In addition to being absorbed or transmitted, electromagnetic radiation can also be reflected or scattered by particles in the atmosphere. Scattering is the redirection of electromagnetic energy by suspended particles in the atmosphere. The type and amount of scattering that occurs depends on the size of the particles and the wavelength of the energy. There are three main types of scattering that impact incoming solar radiation:
Rayleigh scatter occurs when radiation (light) interacts with molecules and particles in the atmosphere that are smaller in diameter than the wavelength of the incoming radiation. Shorter wavelengths are more readily scattered that longer wavelengths. Light at shorter wavelengths (like blue and violet visible light) are scattered by small particles that include NO2 and O2. Since blue light is at the short wavelength end of the visible spectrum, it is more strongly scattered in the atmosphere than longer wavelength red light. Rayleigh scatter is responsible for the blue color of the sky. Rayleigh scatter is can also produce haze in images. In aerial photography special filters are used to filter out the scattering of blue light to reduce haze. In digital images there are different techniques used to minimize the impacts of Rayleigh scatter.

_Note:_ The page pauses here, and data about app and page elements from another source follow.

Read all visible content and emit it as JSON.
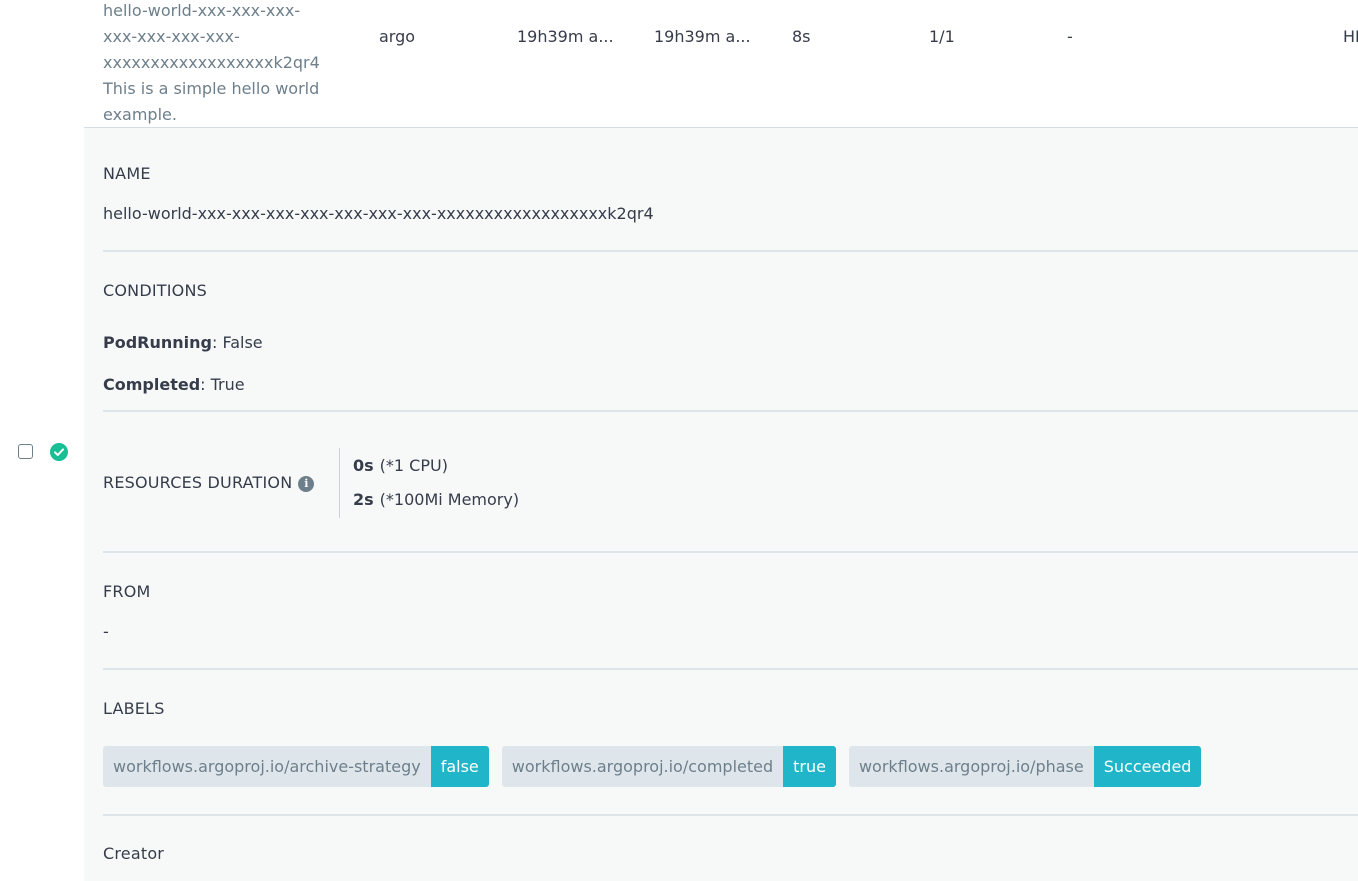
{
  "row": {
    "name_lines": [
      "hello-world-xxx-xxx-xxx-",
      "xxx-xxx-xxx-xxx-",
      "xxxxxxxxxxxxxxxxxxk2qr4"
    ],
    "description": [
      "This is a simple hello world",
      "example."
    ],
    "namespace": "argo",
    "started": "19h39m a...",
    "finished": "19h39m a...",
    "duration": "8s",
    "progress": "1/1",
    "message": "-",
    "extra": "HI"
  },
  "details": {
    "name_title": "NAME",
    "name_value": "hello-world-xxx-xxx-xxx-xxx-xxx-xxx-xxx-xxxxxxxxxxxxxxxxxxk2qr4",
    "conditions_title": "CONDITIONS",
    "conditions": [
      {
        "key": "PodRunning",
        "value": ": False"
      },
      {
        "key": "Completed",
        "value": ": True"
      }
    ],
    "resources_title": "RESOURCES DURATION",
    "resources": [
      {
        "amount": "0s",
        "unit": "(*1 CPU)"
      },
      {
        "amount": "2s",
        "unit": "(*100Mi Memory)"
      }
    ],
    "from_title": "FROM",
    "from_value": "-",
    "labels_title": "LABELS",
    "labels": [
      {
        "key": "workflows.argoproj.io/archive-strategy",
        "value": "false"
      },
      {
        "key": "workflows.argoproj.io/completed",
        "value": "true"
      },
      {
        "key": "workflows.argoproj.io/phase",
        "value": "Succeeded"
      }
    ],
    "creator_title": "Creator"
  },
  "icons": {
    "checkbox": "checkbox-icon",
    "status": "check-circle-icon",
    "info": "info-icon"
  },
  "colors": {
    "status_success": "#18be94",
    "label_value_bg": "#20b5c9",
    "label_key_bg": "#dee6eb",
    "panel_bg": "#f7f9f9"
  }
}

At sunrise and sunset the incoming sunlight travels a longer distance (path length) through the atmosphere. The longer path leads to scatter of the short (blue) wavelengths that is so complete that we only see the longer wavelengths of light, the red and orange. In the absence of particles and scattering the sky would appear black.
Image Source: Principles of Remote Sensing (Tempfli et al.)
Haze in Shanghai, China due to air pollution
Mie scatter occurs when the wavelength of the electromagnetic radiation is a similar size to the atmospheric particles. Mie scatter generally influences radiation from the near UV through the mid- infrared parts of the spectrum. Mie scatter mostly occurs in the lower portions of the atmosphere where larger particles are more abundant, and dominates when cloud conditions are overcast. Pollen, dust and smog are major cause of mie scatter. Mie scatter produces general haze in images.
Non-selective scattering occurs when the diameter of the particles in the atmosphere are much larger than the wavelength of radiation. Non-selective scatter is primarily caused by water droplets in the atmosphere. Non-selective scattering scatters all radiation evenly through out the visible and infrared portions of the spectrum - hence the term non-selective. In the visible wavelengths light is scattered evenly, hence fog and clouds appear white. Since clouds scatter all wavelengths of light, this means that clouds block most energy from reaching the Earth's surface. This can make interpreting and analyzing remote sensed imagery difficult in areas prone to cloud and fog cover. Clouds also cast shadows that change the illumination and relative reflectance of surface features. This can be a major limitation in remote sensing imagery.
Cloud covered Landsat 8 imagery of the North Coast (left) and cloud shadows in aerial imagery (right)
Impact of Atmospheric Interaction
In remote sensing it is important to understand the impact the atmosphere has on electromagnetic radiation. First, it is crucial to understand atmospheric windows and to be able to identify whether or not a sensor can “see” through atmosphere in a given portion of the spectrum. Because the atmosphere absorbs and scatters the incoming radiation we often want to correct for these interactions. This process is known as "atmospheric correction" and is a common image processing technique.
For Fun: Martian Sunset
The atmosphere on Mars is different from that of the Earth and has a significant amount of fine particulate in the atmosphere. This causes different light scattering than what we see here on Earth. The dust in the Martian atmosphere allows blue light to penetrate the atmosphere more efficiently than longer-wavelength light. That causes the blue colors in the mixed light coming from the sun to stay closer to sun's part of the sky, compared to the wider scattering of yellow and red colors. The effect is most pronounced near sunset, when light from the sun passes through a longer path in the atmosphere than it does at mid-day. This produces a blue tinted sunset on Mars.
Sunset on Mars
Image Source: NASA/JPL